My first trip to Hong Kong and I was more focused on seeing the sights than trying to navigate public transportation to dining destinations or deciding among the infinite array of Michelin-starred, dim sum, traditional Cantonese, and storied choices. Of course, a girl’s got to eat and I savored as much of the local cuisine, fine dining, and street food that one person can but, while I was out exploring the city, choices in dining were largely based on the need for a bathroom break – western style…
Being an adventurous diner, I decided on the first day to have a hearty Asian style breakfast that would hold me over to dinner – with maybe a pork bao (bun), tea sandwich, or street snack here and there to supplement 😉 There were western style breakfasts of omelettes, eggs benedict, waffles, pancakes, granola, etc. available, but I can get those anytime! I was intrigued with the breakfast trays: Chinese, Thai, Japanese, and Healthy Special, and tried a different one each morning, beginning with the Chinese breakfast of congee, dim sum, rice roll, and condiments above. More savory than we are accustomed to, but as a savory lover and eater of leftovers for breakfast, this was right up my alley.
Congee is a type of rice porridge popular in Asia; comforting and satisfying, like oatmeal, it’s a great way to energize for the day and, similar to chicken soup, provides soothing relief when you’re not feeling well. Sprinkled with peanuts, green onions, and fresh ginger – I loved it!
Thai omelette of ground pork + shrimp | rice, sliced papaya and soy sauce with Thai pepper
The Thai omelette was light & healthy with fresh cucumbers, cherry tomatoes and papaya – loved that the omelette wasn’t dripping with cheese or sauce like we do it here. Very possibly, my favorite of the week, clinched with sweet, slices of papaya!
The best restaurants in Asia are found in hotels and from what my eastern friends have told me, this has always been the case. Unlike the U.S. where hotel restaurants were often considered sub-par and unglamorous, but with more high profile chefs – culinary icons and celebrity chefs – choosing to have their restaurants in landmark hotels, this is becoming true in the U.S., too. Our home for a week was the Sheraton, Hong Kong; the premium restaurants, attentive service, elegant decor with subtle Asian motifs, stunning views of Victoria Harbor, and central location in Tsim Sha Tsui confirms a return visit. Next time I’ll make it across the street to Nobu in the Intercontinental.

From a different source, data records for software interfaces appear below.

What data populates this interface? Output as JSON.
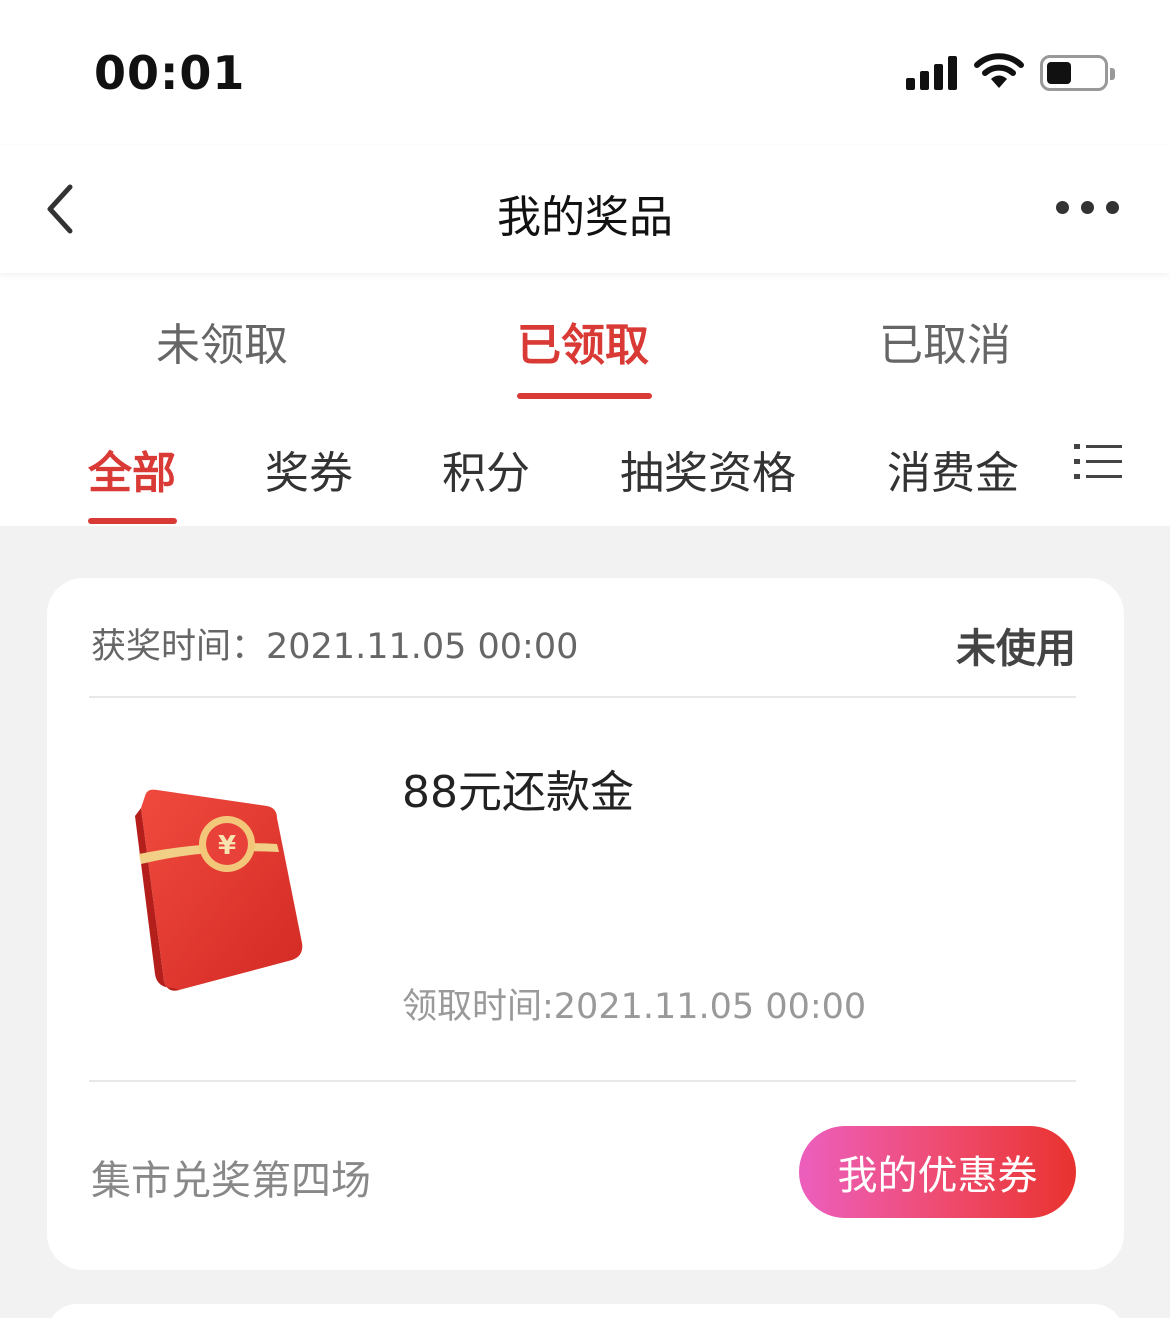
{
  "status_bar": {
    "time": "00:01",
    "icons": [
      "cellular-signal-icon",
      "wifi-icon",
      "battery-icon"
    ]
  },
  "nav": {
    "title": "我的奖品",
    "back_icon": "chevron-left-icon",
    "more_icon": "more-dots-icon"
  },
  "main_tabs": [
    {
      "label": "未领取",
      "active": false
    },
    {
      "label": "已领取",
      "active": true
    },
    {
      "label": "已取消",
      "active": false
    }
  ],
  "sub_tabs": [
    {
      "label": "全部",
      "active": true
    },
    {
      "label": "奖券",
      "active": false
    },
    {
      "label": "积分",
      "active": false
    },
    {
      "label": "抽奖资格",
      "active": false
    },
    {
      "label": "消费金",
      "active": false
    }
  ],
  "sub_tabs_menu_icon": "list-menu-icon",
  "prize": {
    "award_time": "获奖时间：2021.11.05 00:00",
    "status": "未使用",
    "name": "88元还款金",
    "image_icon": "red-envelope-icon",
    "receive_time": "领取时间:2021.11.05 00:00",
    "event": "集市兑奖第四场",
    "button_label": "我的优惠券"
  },
  "colors": {
    "accent": "#d93a36",
    "background": "#f2f2f2",
    "button_gradient": [
      "#ec5fbe",
      "#e8322e"
    ]
  }
}
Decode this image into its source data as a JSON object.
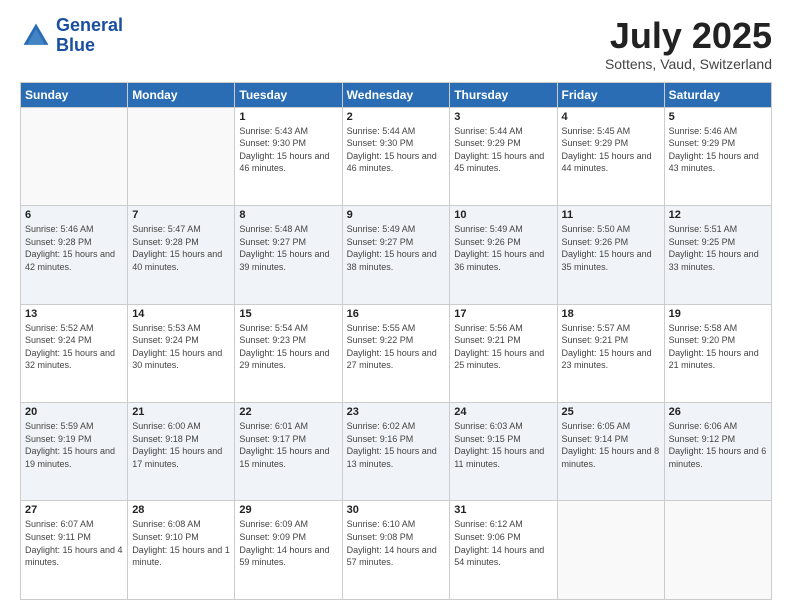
{
  "logo": {
    "line1": "General",
    "line2": "Blue"
  },
  "title": "July 2025",
  "location": "Sottens, Vaud, Switzerland",
  "days_of_week": [
    "Sunday",
    "Monday",
    "Tuesday",
    "Wednesday",
    "Thursday",
    "Friday",
    "Saturday"
  ],
  "weeks": [
    [
      {
        "day": "",
        "sunrise": "",
        "sunset": "",
        "daylight": ""
      },
      {
        "day": "",
        "sunrise": "",
        "sunset": "",
        "daylight": ""
      },
      {
        "day": "1",
        "sunrise": "Sunrise: 5:43 AM",
        "sunset": "Sunset: 9:30 PM",
        "daylight": "Daylight: 15 hours and 46 minutes."
      },
      {
        "day": "2",
        "sunrise": "Sunrise: 5:44 AM",
        "sunset": "Sunset: 9:30 PM",
        "daylight": "Daylight: 15 hours and 46 minutes."
      },
      {
        "day": "3",
        "sunrise": "Sunrise: 5:44 AM",
        "sunset": "Sunset: 9:29 PM",
        "daylight": "Daylight: 15 hours and 45 minutes."
      },
      {
        "day": "4",
        "sunrise": "Sunrise: 5:45 AM",
        "sunset": "Sunset: 9:29 PM",
        "daylight": "Daylight: 15 hours and 44 minutes."
      },
      {
        "day": "5",
        "sunrise": "Sunrise: 5:46 AM",
        "sunset": "Sunset: 9:29 PM",
        "daylight": "Daylight: 15 hours and 43 minutes."
      }
    ],
    [
      {
        "day": "6",
        "sunrise": "Sunrise: 5:46 AM",
        "sunset": "Sunset: 9:28 PM",
        "daylight": "Daylight: 15 hours and 42 minutes."
      },
      {
        "day": "7",
        "sunrise": "Sunrise: 5:47 AM",
        "sunset": "Sunset: 9:28 PM",
        "daylight": "Daylight: 15 hours and 40 minutes."
      },
      {
        "day": "8",
        "sunrise": "Sunrise: 5:48 AM",
        "sunset": "Sunset: 9:27 PM",
        "daylight": "Daylight: 15 hours and 39 minutes."
      },
      {
        "day": "9",
        "sunrise": "Sunrise: 5:49 AM",
        "sunset": "Sunset: 9:27 PM",
        "daylight": "Daylight: 15 hours and 38 minutes."
      },
      {
        "day": "10",
        "sunrise": "Sunrise: 5:49 AM",
        "sunset": "Sunset: 9:26 PM",
        "daylight": "Daylight: 15 hours and 36 minutes."
      },
      {
        "day": "11",
        "sunrise": "Sunrise: 5:50 AM",
        "sunset": "Sunset: 9:26 PM",
        "daylight": "Daylight: 15 hours and 35 minutes."
      },
      {
        "day": "12",
        "sunrise": "Sunrise: 5:51 AM",
        "sunset": "Sunset: 9:25 PM",
        "daylight": "Daylight: 15 hours and 33 minutes."
      }
    ],
    [
      {
        "day": "13",
        "sunrise": "Sunrise: 5:52 AM",
        "sunset": "Sunset: 9:24 PM",
        "daylight": "Daylight: 15 hours and 32 minutes."
      },
      {
        "day": "14",
        "sunrise": "Sunrise: 5:53 AM",
        "sunset": "Sunset: 9:24 PM",
        "daylight": "Daylight: 15 hours and 30 minutes."
      },
      {
        "day": "15",
        "sunrise": "Sunrise: 5:54 AM",
        "sunset": "Sunset: 9:23 PM",
        "daylight": "Daylight: 15 hours and 29 minutes."
      },
      {
        "day": "16",
        "sunrise": "Sunrise: 5:55 AM",
        "sunset": "Sunset: 9:22 PM",
        "daylight": "Daylight: 15 hours and 27 minutes."
      },
      {
        "day": "17",
        "sunrise": "Sunrise: 5:56 AM",
        "sunset": "Sunset: 9:21 PM",
        "daylight": "Daylight: 15 hours and 25 minutes."
      },
      {
        "day": "18",
        "sunrise": "Sunrise: 5:57 AM",
        "sunset": "Sunset: 9:21 PM",
        "daylight": "Daylight: 15 hours and 23 minutes."
      },
      {
        "day": "19",
        "sunrise": "Sunrise: 5:58 AM",
        "sunset": "Sunset: 9:20 PM",
        "daylight": "Daylight: 15 hours and 21 minutes."
      }
    ],
    [
      {
        "day": "20",
        "sunrise": "Sunrise: 5:59 AM",
        "sunset": "Sunset: 9:19 PM",
        "daylight": "Daylight: 15 hours and 19 minutes."
      },
      {
        "day": "21",
        "sunrise": "Sunrise: 6:00 AM",
        "sunset": "Sunset: 9:18 PM",
        "daylight": "Daylight: 15 hours and 17 minutes."
      },
      {
        "day": "22",
        "sunrise": "Sunrise: 6:01 AM",
        "sunset": "Sunset: 9:17 PM",
        "daylight": "Daylight: 15 hours and 15 minutes."
      },
      {
        "day": "23",
        "sunrise": "Sunrise: 6:02 AM",
        "sunset": "Sunset: 9:16 PM",
        "daylight": "Daylight: 15 hours and 13 minutes."
      },
      {
        "day": "24",
        "sunrise": "Sunrise: 6:03 AM",
        "sunset": "Sunset: 9:15 PM",
        "daylight": "Daylight: 15 hours and 11 minutes."
      },
      {
        "day": "25",
        "sunrise": "Sunrise: 6:05 AM",
        "sunset": "Sunset: 9:14 PM",
        "daylight": "Daylight: 15 hours and 8 minutes."
      },
      {
        "day": "26",
        "sunrise": "Sunrise: 6:06 AM",
        "sunset": "Sunset: 9:12 PM",
        "daylight": "Daylight: 15 hours and 6 minutes."
      }
    ],
    [
      {
        "day": "27",
        "sunrise": "Sunrise: 6:07 AM",
        "sunset": "Sunset: 9:11 PM",
        "daylight": "Daylight: 15 hours and 4 minutes."
      },
      {
        "day": "28",
        "sunrise": "Sunrise: 6:08 AM",
        "sunset": "Sunset: 9:10 PM",
        "daylight": "Daylight: 15 hours and 1 minute."
      },
      {
        "day": "29",
        "sunrise": "Sunrise: 6:09 AM",
        "sunset": "Sunset: 9:09 PM",
        "daylight": "Daylight: 14 hours and 59 minutes."
      },
      {
        "day": "30",
        "sunrise": "Sunrise: 6:10 AM",
        "sunset": "Sunset: 9:08 PM",
        "daylight": "Daylight: 14 hours and 57 minutes."
      },
      {
        "day": "31",
        "sunrise": "Sunrise: 6:12 AM",
        "sunset": "Sunset: 9:06 PM",
        "daylight": "Daylight: 14 hours and 54 minutes."
      },
      {
        "day": "",
        "sunrise": "",
        "sunset": "",
        "daylight": ""
      },
      {
        "day": "",
        "sunrise": "",
        "sunset": "",
        "daylight": ""
      }
    ]
  ]
}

Japanese breakfast | grilled salmon, miso soup, rice, tamagoyaki, tsukemono, umeboshi
This is the breakfast of my ancestors, although I grew up eating Cream of Wheat (blah) and Quaker Oats oatmeal because, in a household of four kids, it’s fast, nutritious, and inexpensive. Tamagoyaki is slightly sweet Japanese rolled omelet also called tamago or dashimaki, tsukemono are Japanese pickles (not limited to cucumbers), and umeboshi is pickled ume plums.
Going down the menu, my last Asian-inspired breakfast was called Healthy Selection of crispy baked tofu, rye toast, and fresh fruit. The crisped tofu crusted with an assortment of sesame and other seeds and topped with a chunky tomato sauce was excellent! I’m going to copy this is my kitchen for a meatless dinner soon. Each Asian breakfast was high in protein, but low in saturated fat for a heart healthy meal with staying power.

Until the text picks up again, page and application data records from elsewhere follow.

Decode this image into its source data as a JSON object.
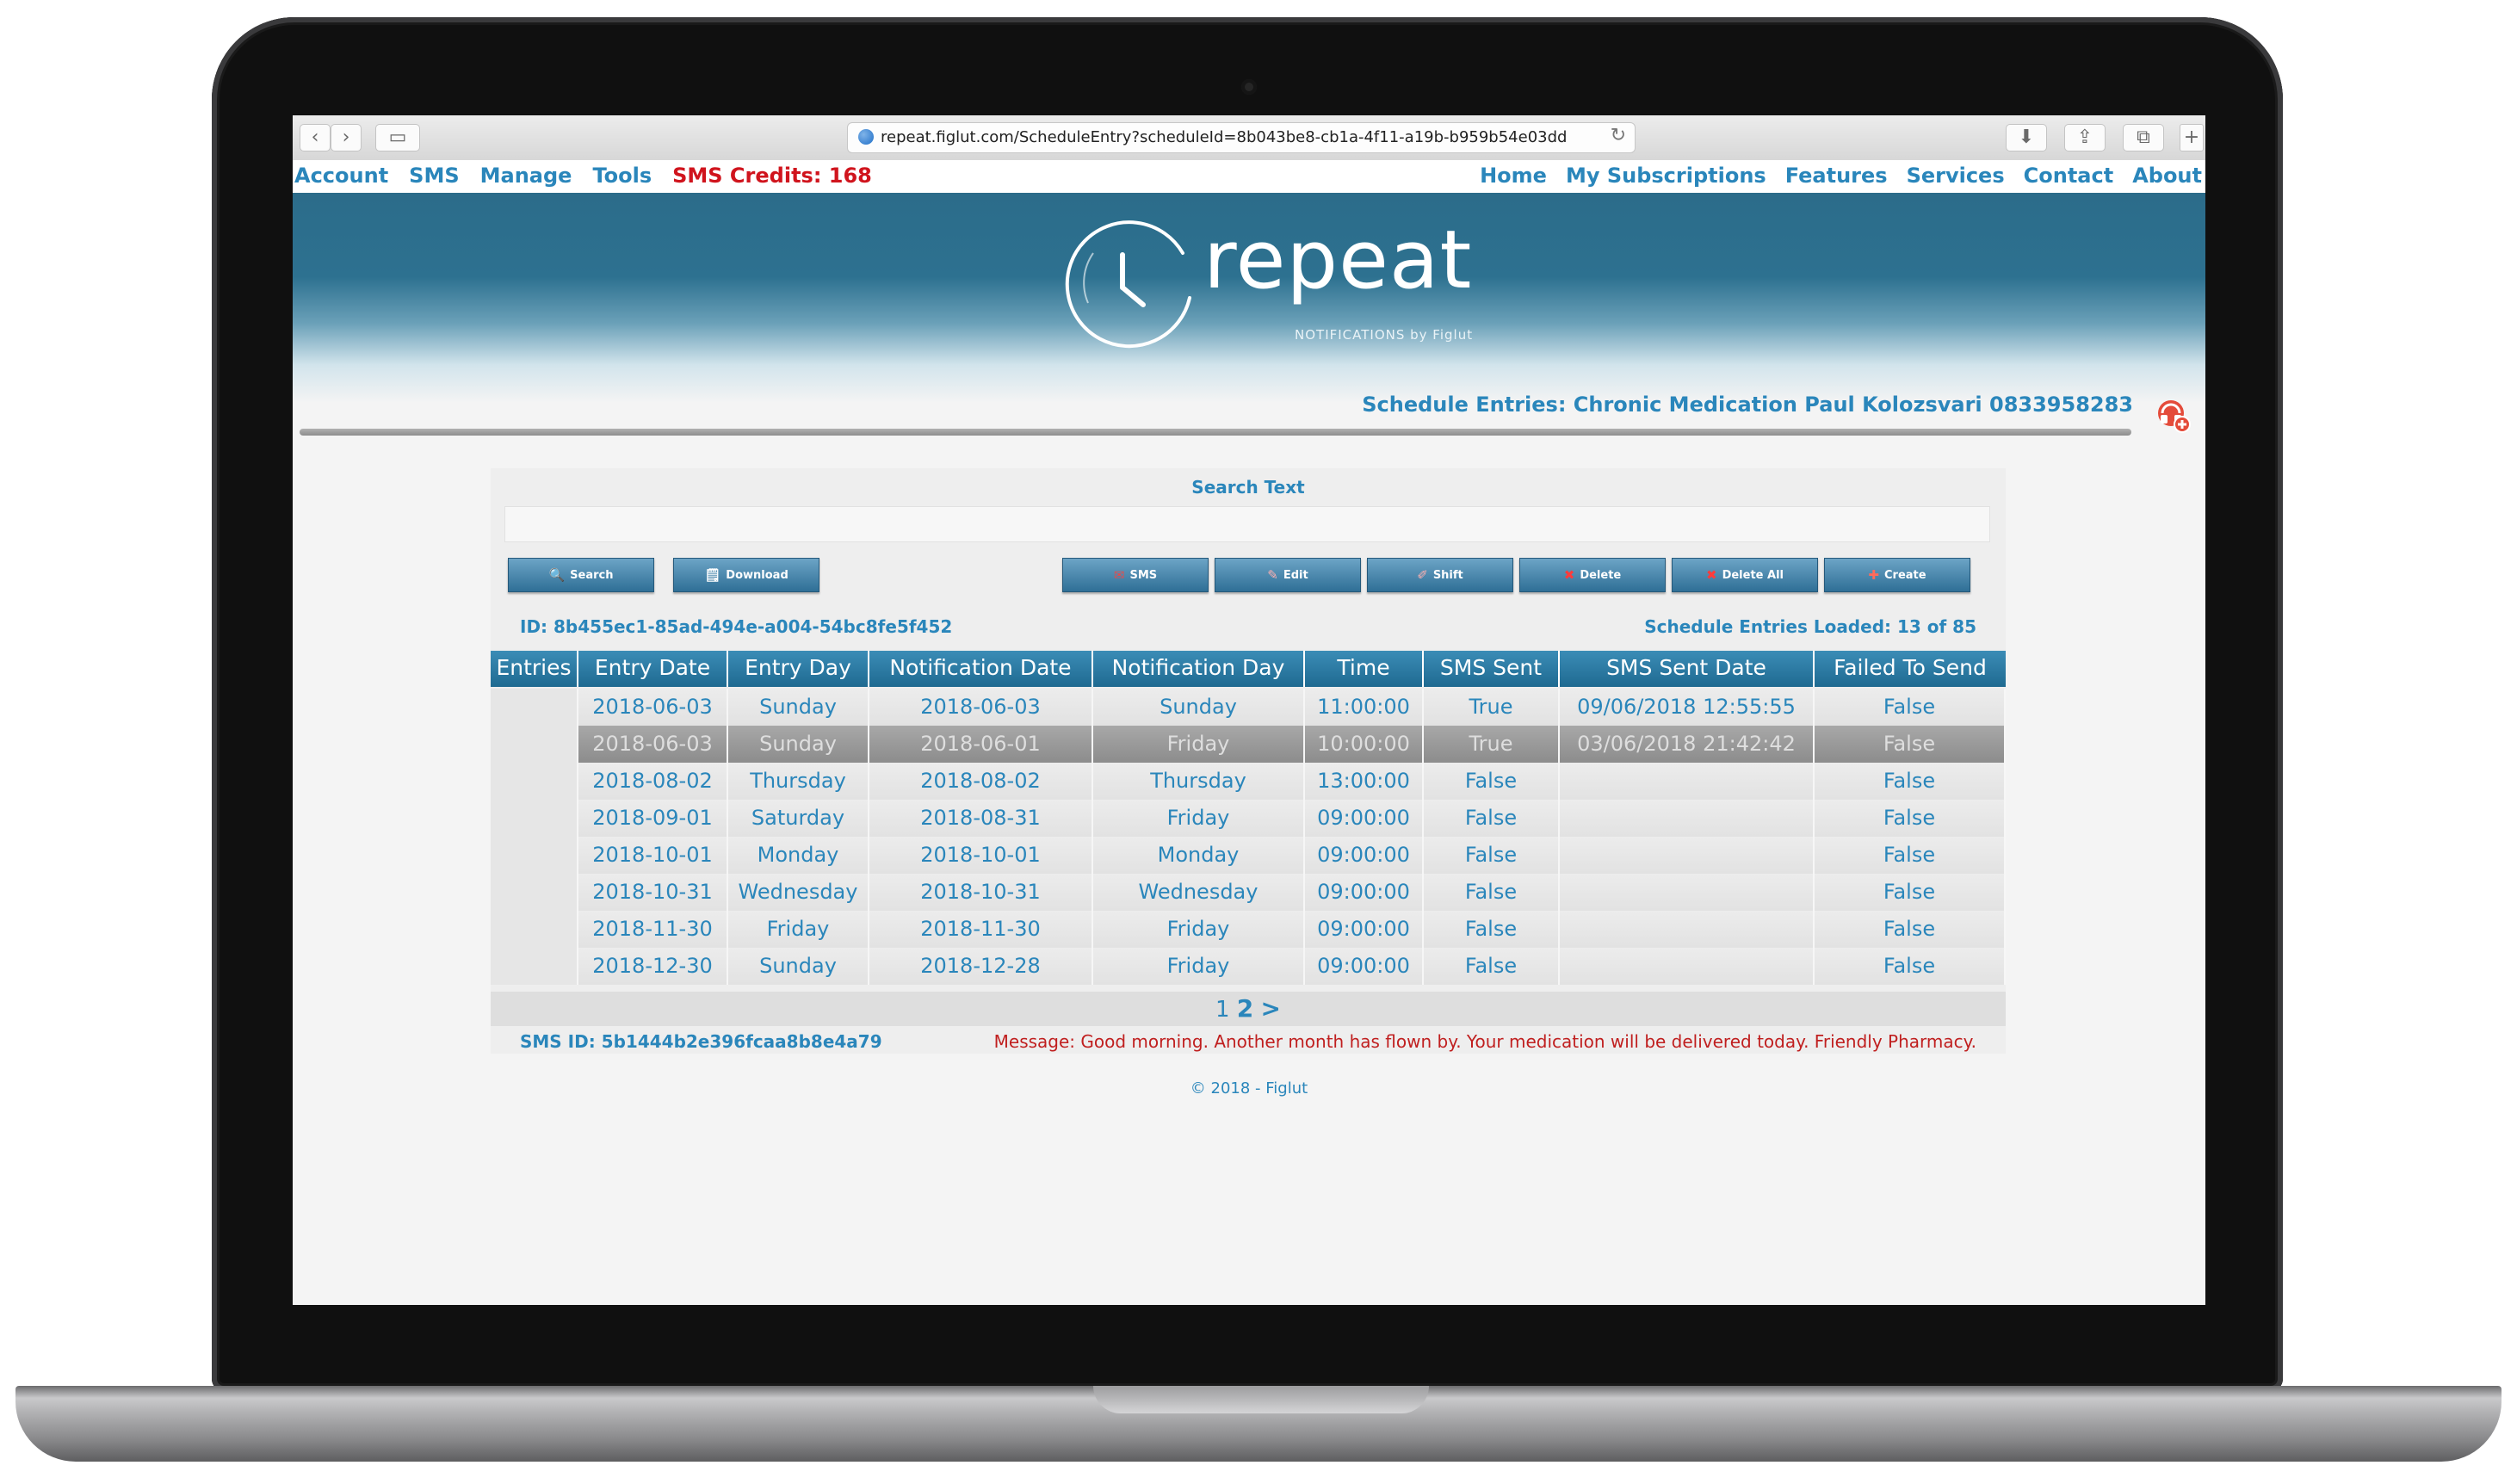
{
  "browser": {
    "url": "repeat.figlut.com/ScheduleEntry?scheduleId=8b043be8-cb1a-4f11-a19b-b959b54e03dd"
  },
  "nav": {
    "left": [
      "Account",
      "SMS",
      "Manage",
      "Tools"
    ],
    "credits": "SMS Credits: 168",
    "right": [
      "Home",
      "My Subscriptions",
      "Features",
      "Services",
      "Contact",
      "About"
    ]
  },
  "logo": {
    "name": "repeat",
    "tagline": "NOTIFICATIONS by Figlut"
  },
  "heading": "Schedule Entries: Chronic Medication Paul Kolozsvari 0833958283",
  "search": {
    "label": "Search Text",
    "value": ""
  },
  "buttons": {
    "search": "Search",
    "download": "Download",
    "sms": "SMS",
    "edit": "Edit",
    "shift": "Shift",
    "delete": "Delete",
    "delete_all": "Delete All",
    "create": "Create"
  },
  "info": {
    "id_label": "ID: 8b455ec1-85ad-494e-a004-54bc8fe5f452",
    "loaded_label": "Schedule Entries Loaded: 13 of 85"
  },
  "table": {
    "headers": [
      "Entries",
      "Entry Date",
      "Entry Day",
      "Notification Date",
      "Notification Day",
      "Time",
      "SMS Sent",
      "SMS Sent Date",
      "Failed To Send"
    ],
    "rows": [
      [
        "",
        "2018-06-03",
        "Sunday",
        "2018-06-03",
        "Sunday",
        "11:00:00",
        "True",
        "09/06/2018 12:55:55",
        "False"
      ],
      [
        "",
        "2018-06-03",
        "Sunday",
        "2018-06-01",
        "Friday",
        "10:00:00",
        "True",
        "03/06/2018 21:42:42",
        "False"
      ],
      [
        "",
        "2018-08-02",
        "Thursday",
        "2018-08-02",
        "Thursday",
        "13:00:00",
        "False",
        "",
        "False"
      ],
      [
        "",
        "2018-09-01",
        "Saturday",
        "2018-08-31",
        "Friday",
        "09:00:00",
        "False",
        "",
        "False"
      ],
      [
        "",
        "2018-10-01",
        "Monday",
        "2018-10-01",
        "Monday",
        "09:00:00",
        "False",
        "",
        "False"
      ],
      [
        "",
        "2018-10-31",
        "Wednesday",
        "2018-10-31",
        "Wednesday",
        "09:00:00",
        "False",
        "",
        "False"
      ],
      [
        "",
        "2018-11-30",
        "Friday",
        "2018-11-30",
        "Friday",
        "09:00:00",
        "False",
        "",
        "False"
      ],
      [
        "",
        "2018-12-30",
        "Sunday",
        "2018-12-28",
        "Friday",
        "09:00:00",
        "False",
        "",
        "False"
      ]
    ],
    "selected_row": 1
  },
  "pager": {
    "page1": "1",
    "page2": "2",
    "next": ">"
  },
  "sms": {
    "id_label": "SMS ID: 5b1444b2e396fcaa8b8e4a79",
    "message": "Message: Good morning. Another month has flown by. Your medication will be delivered today. Friendly Pharmacy."
  },
  "footer": "© 2018 - Figlut",
  "colors": {
    "accent": "#2a86bb",
    "credits": "#d0141d",
    "banner": "#2c6c8a",
    "message": "#c01f1f"
  }
}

Hong Kong is a truly fascinating country with a long and rich history; in fact, until 1997 it still belonged to the United Kingdom, as part of a 100 year lease. The city has since been operating under a mixed law system that blends British and Chinese ideas into one; it is this combination that gives Hong Kong such a diverse atmosphere that appeals to most visitors of this tiny south coast metropolis packed with 7 million people. The vibrant modern city is made up of two parts; the uptown central business area of “Hong Kong Island” with its 5 star hotels and upscale European restaurants, and the more authentically Chinese “Kowloon Side” that connects to the mainland offering a dizzying array of cultural experiences and the well-known, busy markets of Hong Kong.
Hong Kong’s British influence is why Westerners may find it to be a more comfortable transition to the East than other cities in Asia – it’s so civilized, with most hotels offering tea service in the late afternoon. One of the must-do’s on my list was tea at The Peninsula Hotel, an important landmark in Hong Kong history. I’ll be sharing tea at The Peninsula and other Travel Eats and adventures in Hong Kong in my next post. Hope you have a fabulous week!